The last 2016 housing numbers are in, and they point to a pricier-than-ever year to come for Toronto homebuyers. The Toronto Real Estate Board’s December Monthly Resale Housing Market Figures report states 2016 sales broke records for the second consecutive year, with 113,133 homes sold over MLS. That’s an 11.8% year-over-year increase, with 8.6% growth seen in December—an extraordinarily strong month for the winter market.
A record 2016 for real estate
TREB reports its Home Price Index also increased to an average of $729,922 for all home types, up 21%. Prices continue to be driven by extremely tight supply with new and resale listings for sale hitting a decade-and-a-half low in the Greater Toronto Area (GTA), along with historically low interest rates and economic strength in the region.
“Price growth accelerated throughout 2016 as the supply of listings remained very constrained,” stated Jason Mercer, TREB’s director of market analysis, in a release. “Active listings at the end of December were at their lowest point in a decade and a half.” The number of new homes available for sale fell nearly 0.4% last year.
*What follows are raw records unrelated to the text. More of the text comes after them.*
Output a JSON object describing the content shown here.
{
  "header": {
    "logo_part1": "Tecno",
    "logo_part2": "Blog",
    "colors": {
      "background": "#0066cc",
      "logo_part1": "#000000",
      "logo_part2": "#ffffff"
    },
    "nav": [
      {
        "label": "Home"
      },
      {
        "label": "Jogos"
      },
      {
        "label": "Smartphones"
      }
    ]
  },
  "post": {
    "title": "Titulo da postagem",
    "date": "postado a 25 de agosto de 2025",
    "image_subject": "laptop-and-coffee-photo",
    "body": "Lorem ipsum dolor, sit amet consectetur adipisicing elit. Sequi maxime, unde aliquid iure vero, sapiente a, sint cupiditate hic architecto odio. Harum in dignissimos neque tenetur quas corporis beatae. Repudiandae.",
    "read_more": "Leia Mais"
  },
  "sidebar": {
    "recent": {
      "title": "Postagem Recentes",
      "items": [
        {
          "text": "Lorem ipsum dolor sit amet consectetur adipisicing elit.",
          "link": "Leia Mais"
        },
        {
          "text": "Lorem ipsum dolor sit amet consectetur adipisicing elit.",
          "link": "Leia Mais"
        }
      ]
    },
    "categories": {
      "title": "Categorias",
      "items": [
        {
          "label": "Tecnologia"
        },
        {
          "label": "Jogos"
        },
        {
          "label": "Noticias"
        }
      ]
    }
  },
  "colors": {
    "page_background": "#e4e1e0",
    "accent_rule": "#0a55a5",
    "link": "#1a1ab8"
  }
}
Detached house supply at 16-year low
Houses continue to be in demand, but sales are limited by how few are available. Only 12,354 were sold in the City of Toronto last year, just a 3.1% increase from the year before. Lack of supply also drove prices higher, with the average detached house now costing buyers $1,252,069. It’s also evident that these skyrocketing prices are forcing buyers to look to high-rise living as the only affordable entry point to the market: Condos saw the greatest sales growth with 20,860 units sold, a 19.9% increase.
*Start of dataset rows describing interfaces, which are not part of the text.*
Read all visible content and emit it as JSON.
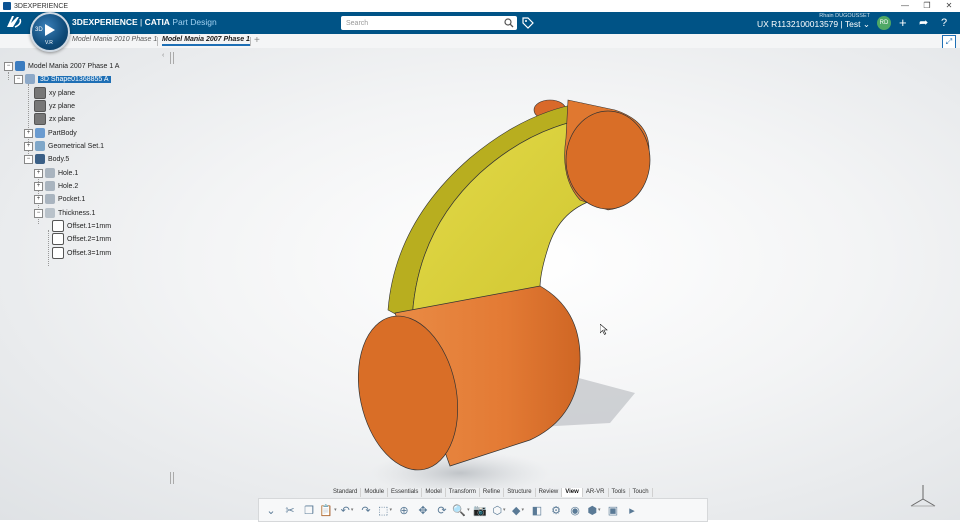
{
  "window": {
    "title": "3DEXPERIENCE",
    "controls": [
      "—",
      "❐",
      "✕"
    ]
  },
  "header": {
    "brand_main": "3DEXPERIENCE",
    "brand_sep": " | ",
    "brand_product": "CATIA",
    "brand_app": "Part Design",
    "compass_label": "3D",
    "compass_version": "V.R",
    "search_placeholder": "Search",
    "user_name": "Rhain DUGOUSSET",
    "user_role": "UX R1132100013579 | Test",
    "avatar_initials": "RD"
  },
  "tabs": [
    {
      "label": "Model Mania 2010 Phase 1",
      "active": false
    },
    {
      "label": "Model Mania 2007 Phase 1",
      "active": true
    }
  ],
  "tree": {
    "root": "Model Mania 2007 Phase 1 A",
    "shape": "3D Shape01368855 A",
    "items": [
      {
        "label": "xy plane"
      },
      {
        "label": "yz plane"
      },
      {
        "label": "zx plane"
      },
      {
        "label": "PartBody"
      },
      {
        "label": "Geometrical Set.1"
      },
      {
        "label": "Body.5"
      },
      {
        "label": "Hole.1"
      },
      {
        "label": "Hole.2"
      },
      {
        "label": "Pocket.1"
      },
      {
        "label": "Thickness.1"
      },
      {
        "label": "Offset.1=1mm"
      },
      {
        "label": "Offset.2=1mm"
      },
      {
        "label": "Offset.3=1mm"
      }
    ]
  },
  "section_tabs": [
    "Standard",
    "Module",
    "Essentials",
    "Model",
    "Transform",
    "Refine",
    "Structure",
    "Review",
    "View",
    "AR-VR",
    "Tools",
    "Touch"
  ],
  "active_section": "View",
  "colors": {
    "header_bg": "#005386",
    "accent": "#1e6fb5",
    "part_orange": "#e07830",
    "part_yellow": "#d8cf35"
  }
}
Townhouses in Toronto also stayed within the realm of affordability for buyers, with an average price of $627,690.
Year-over-year sales and price change by home type
Source: Toronto Real Estate Board
Foreign buyers not a force in Toronto
TREB has also invested in measuring the impact of foreign buyers of Canadian real estate—considered the top “newsmaker of 2016” by Canadian Press—by issuing an Ipsos survey of its members. According to their findings, only 4.9% of transactions in the GTA can be attributed to out-of-country buyers. This is in line with previous reports from Fortis Research that found domestic investors play a much larger role than foreign ones in the Toronto market—unlike the Vancouver market, where recent rules limiting out-of-country purchases have caused dramatic market softening.
The real estate board will be revealing its full findings, along with its Market Year in Review and Outlook Report, on Jan. 31.